━━ RECORDS FOR PROCESSING

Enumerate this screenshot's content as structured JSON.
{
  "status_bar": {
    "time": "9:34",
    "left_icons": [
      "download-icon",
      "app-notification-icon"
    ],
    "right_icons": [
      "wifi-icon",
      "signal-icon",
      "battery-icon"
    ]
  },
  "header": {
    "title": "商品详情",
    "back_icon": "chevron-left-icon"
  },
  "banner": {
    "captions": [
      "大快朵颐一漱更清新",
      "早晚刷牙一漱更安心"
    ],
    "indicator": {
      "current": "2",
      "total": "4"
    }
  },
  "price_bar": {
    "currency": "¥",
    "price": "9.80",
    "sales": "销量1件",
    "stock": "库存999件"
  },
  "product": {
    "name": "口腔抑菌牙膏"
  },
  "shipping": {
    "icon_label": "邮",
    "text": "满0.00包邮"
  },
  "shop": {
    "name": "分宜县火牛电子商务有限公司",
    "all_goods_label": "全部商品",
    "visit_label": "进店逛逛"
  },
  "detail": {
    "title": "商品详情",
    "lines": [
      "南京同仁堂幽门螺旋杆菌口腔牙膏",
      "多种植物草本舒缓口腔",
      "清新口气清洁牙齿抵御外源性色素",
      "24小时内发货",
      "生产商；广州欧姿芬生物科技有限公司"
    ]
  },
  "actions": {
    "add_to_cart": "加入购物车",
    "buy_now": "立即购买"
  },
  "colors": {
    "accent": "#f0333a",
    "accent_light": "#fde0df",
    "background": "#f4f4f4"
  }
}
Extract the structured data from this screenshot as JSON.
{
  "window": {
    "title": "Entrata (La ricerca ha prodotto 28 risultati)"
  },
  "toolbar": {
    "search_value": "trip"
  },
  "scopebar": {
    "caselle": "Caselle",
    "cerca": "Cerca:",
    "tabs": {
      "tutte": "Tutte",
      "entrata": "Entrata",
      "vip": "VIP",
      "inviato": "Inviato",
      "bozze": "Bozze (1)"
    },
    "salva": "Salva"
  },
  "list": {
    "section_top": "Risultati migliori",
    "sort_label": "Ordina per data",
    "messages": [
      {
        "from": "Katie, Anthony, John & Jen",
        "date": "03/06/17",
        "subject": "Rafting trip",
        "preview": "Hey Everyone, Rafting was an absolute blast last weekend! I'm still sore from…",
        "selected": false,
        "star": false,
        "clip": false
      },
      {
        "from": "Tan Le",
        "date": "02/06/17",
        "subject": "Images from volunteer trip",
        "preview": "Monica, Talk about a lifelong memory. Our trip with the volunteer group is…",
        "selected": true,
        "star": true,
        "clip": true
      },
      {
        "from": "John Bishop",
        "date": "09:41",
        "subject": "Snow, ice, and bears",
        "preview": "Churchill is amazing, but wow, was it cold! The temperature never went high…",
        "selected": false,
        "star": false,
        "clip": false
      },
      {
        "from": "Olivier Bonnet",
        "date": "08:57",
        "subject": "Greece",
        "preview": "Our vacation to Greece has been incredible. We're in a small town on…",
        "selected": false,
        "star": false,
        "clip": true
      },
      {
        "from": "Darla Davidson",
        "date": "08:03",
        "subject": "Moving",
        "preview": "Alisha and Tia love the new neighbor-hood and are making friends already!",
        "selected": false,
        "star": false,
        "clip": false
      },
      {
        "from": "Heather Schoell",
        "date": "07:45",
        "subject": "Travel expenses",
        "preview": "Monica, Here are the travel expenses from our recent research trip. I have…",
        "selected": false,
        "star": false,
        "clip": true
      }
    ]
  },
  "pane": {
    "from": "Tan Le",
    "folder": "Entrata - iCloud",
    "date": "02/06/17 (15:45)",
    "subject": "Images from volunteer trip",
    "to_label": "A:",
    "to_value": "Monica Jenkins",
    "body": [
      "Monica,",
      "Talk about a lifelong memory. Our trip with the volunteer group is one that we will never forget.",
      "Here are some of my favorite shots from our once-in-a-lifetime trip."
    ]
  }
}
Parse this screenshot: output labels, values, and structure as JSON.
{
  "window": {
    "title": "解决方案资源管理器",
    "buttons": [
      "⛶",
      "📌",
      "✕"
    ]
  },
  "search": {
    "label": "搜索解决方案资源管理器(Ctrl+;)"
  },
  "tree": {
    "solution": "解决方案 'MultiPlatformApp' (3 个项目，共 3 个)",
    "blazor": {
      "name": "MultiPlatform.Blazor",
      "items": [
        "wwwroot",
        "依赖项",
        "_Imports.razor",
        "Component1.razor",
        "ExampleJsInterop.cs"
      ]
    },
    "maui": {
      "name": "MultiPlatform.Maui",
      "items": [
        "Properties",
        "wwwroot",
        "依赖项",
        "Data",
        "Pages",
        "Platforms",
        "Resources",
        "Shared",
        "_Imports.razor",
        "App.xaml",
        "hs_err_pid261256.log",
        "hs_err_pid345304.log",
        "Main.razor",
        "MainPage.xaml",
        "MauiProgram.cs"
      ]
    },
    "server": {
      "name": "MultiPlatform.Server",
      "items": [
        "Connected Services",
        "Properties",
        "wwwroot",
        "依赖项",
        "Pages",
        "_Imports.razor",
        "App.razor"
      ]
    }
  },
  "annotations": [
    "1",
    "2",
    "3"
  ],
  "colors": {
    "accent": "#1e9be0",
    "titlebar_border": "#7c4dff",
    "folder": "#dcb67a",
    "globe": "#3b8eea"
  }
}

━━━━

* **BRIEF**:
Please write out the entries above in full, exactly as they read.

* **THE COMPLETED TASK**:
Enumerate this screenshot's content as structured JSON.
{
  "status_bar": {
    "time": "9:34",
    "left_icons": [
      "download-icon",
      "app-notification-icon"
    ],
    "right_icons": [
      "wifi-icon",
      "signal-icon",
      "battery-icon"
    ]
  },
  "header": {
    "title": "商品详情",
    "back_icon": "chevron-left-icon"
  },
  "banner": {
    "captions": [
      "大快朵颐一漱更清新",
      "早晚刷牙一漱更安心"
    ],
    "indicator": {
      "current": "2",
      "total": "4"
    }
  },
  "price_bar": {
    "currency": "¥",
    "price": "9.80",
    "sales": "销量1件",
    "stock": "库存999件"
  },
  "product": {
    "name": "口腔抑菌牙膏"
  },
  "shipping": {
    "icon_label": "邮",
    "text": "满0.00包邮"
  },
  "shop": {
    "name": "分宜县火牛电子商务有限公司",
    "all_goods_label": "全部商品",
    "visit_label": "进店逛逛"
  },
  "detail": {
    "title": "商品详情",
    "lines": [
      "南京同仁堂幽门螺旋杆菌口腔牙膏",
      "多种植物草本舒缓口腔",
      "清新口气清洁牙齿抵御外源性色素",
      "24小时内发货",
      "生产商；广州欧姿芬生物科技有限公司"
    ]
  },
  "actions": {
    "add_to_cart": "加入购物车",
    "buy_now": "立即购买"
  },
  "colors": {
    "accent": "#f0333a",
    "accent_light": "#fde0df",
    "background": "#f4f4f4"
  }
}
Extract the structured data from this screenshot as JSON.
{
  "window": {
    "title": "Entrata (La ricerca ha prodotto 28 risultati)"
  },
  "toolbar": {
    "search_value": "trip"
  },
  "scopebar": {
    "caselle": "Caselle",
    "cerca": "Cerca:",
    "tabs": {
      "tutte": "Tutte",
      "entrata": "Entrata",
      "vip": "VIP",
      "inviato": "Inviato",
      "bozze": "Bozze (1)"
    },
    "salva": "Salva"
  },
  "list": {
    "section_top": "Risultati migliori",
    "sort_label": "Ordina per data",
    "messages": [
      {
        "from": "Katie, Anthony, John & Jen",
        "date": "03/06/17",
        "subject": "Rafting trip",
        "preview": "Hey Everyone, Rafting was an absolute blast last weekend! I'm still sore from…",
        "selected": false,
        "star": false,
        "clip": false
      },
      {
        "from": "Tan Le",
        "date": "02/06/17",
        "subject": "Images from volunteer trip",
        "preview": "Monica, Talk about a lifelong memory. Our trip with the volunteer group is…",
        "selected": true,
        "star": true,
        "clip": true
      },
      {
        "from": "John Bishop",
        "date": "09:41",
        "subject": "Snow, ice, and bears",
        "preview": "Churchill is amazing, but wow, was it cold! The temperature never went high…",
        "selected": false,
        "star": false,
        "clip": false
      },
      {
        "from": "Olivier Bonnet",
        "date": "08:57",
        "subject": "Greece",
        "preview": "Our vacation to Greece has been incredible. We're in a small town on…",
        "selected": false,
        "star": false,
        "clip": true
      },
      {
        "from": "Darla Davidson",
        "date": "08:03",
        "subject": "Moving",
        "preview": "Alisha and Tia love the new neighbor-hood and are making friends already!",
        "selected": false,
        "star": false,
        "clip": false
      },
      {
        "from": "Heather Schoell",
        "date": "07:45",
        "subject": "Travel expenses",
        "preview": "Monica, Here are the travel expenses from our recent research trip. I have…",
        "selected": false,
        "star": false,
        "clip": true
      }
    ]
  },
  "pane": {
    "from": "Tan Le",
    "folder": "Entrata - iCloud",
    "date": "02/06/17 (15:45)",
    "subject": "Images from volunteer trip",
    "to_label": "A:",
    "to_value": "Monica Jenkins",
    "body": [
      "Monica,",
      "Talk about a lifelong memory. Our trip with the volunteer group is one that we will never forget.",
      "Here are some of my favorite shots from our once-in-a-lifetime trip."
    ]
  }
}
Parse this screenshot: output labels, values, and structure as JSON.
{
  "window": {
    "title": "解决方案资源管理器",
    "buttons": [
      "⛶",
      "📌",
      "✕"
    ]
  },
  "search": {
    "label": "搜索解决方案资源管理器(Ctrl+;)"
  },
  "tree": {
    "solution": "解决方案 'MultiPlatformApp' (3 个项目，共 3 个)",
    "blazor": {
      "name": "MultiPlatform.Blazor",
      "items": [
        "wwwroot",
        "依赖项",
        "_Imports.razor",
        "Component1.razor",
        "ExampleJsInterop.cs"
      ]
    },
    "maui": {
      "name": "MultiPlatform.Maui",
      "items": [
        "Properties",
        "wwwroot",
        "依赖项",
        "Data",
        "Pages",
        "Platforms",
        "Resources",
        "Shared",
        "_Imports.razor",
        "App.xaml",
        "hs_err_pid261256.log",
        "hs_err_pid345304.log",
        "Main.razor",
        "MainPage.xaml",
        "MauiProgram.cs"
      ]
    },
    "server": {
      "name": "MultiPlatform.Server",
      "items": [
        "Connected Services",
        "Properties",
        "wwwroot",
        "依赖项",
        "Pages",
        "_Imports.razor",
        "App.razor"
      ]
    }
  },
  "annotations": [
    "1",
    "2",
    "3"
  ],
  "colors": {
    "accent": "#1e9be0",
    "titlebar_border": "#7c4dff",
    "folder": "#dcb67a",
    "globe": "#3b8eea"
  }
}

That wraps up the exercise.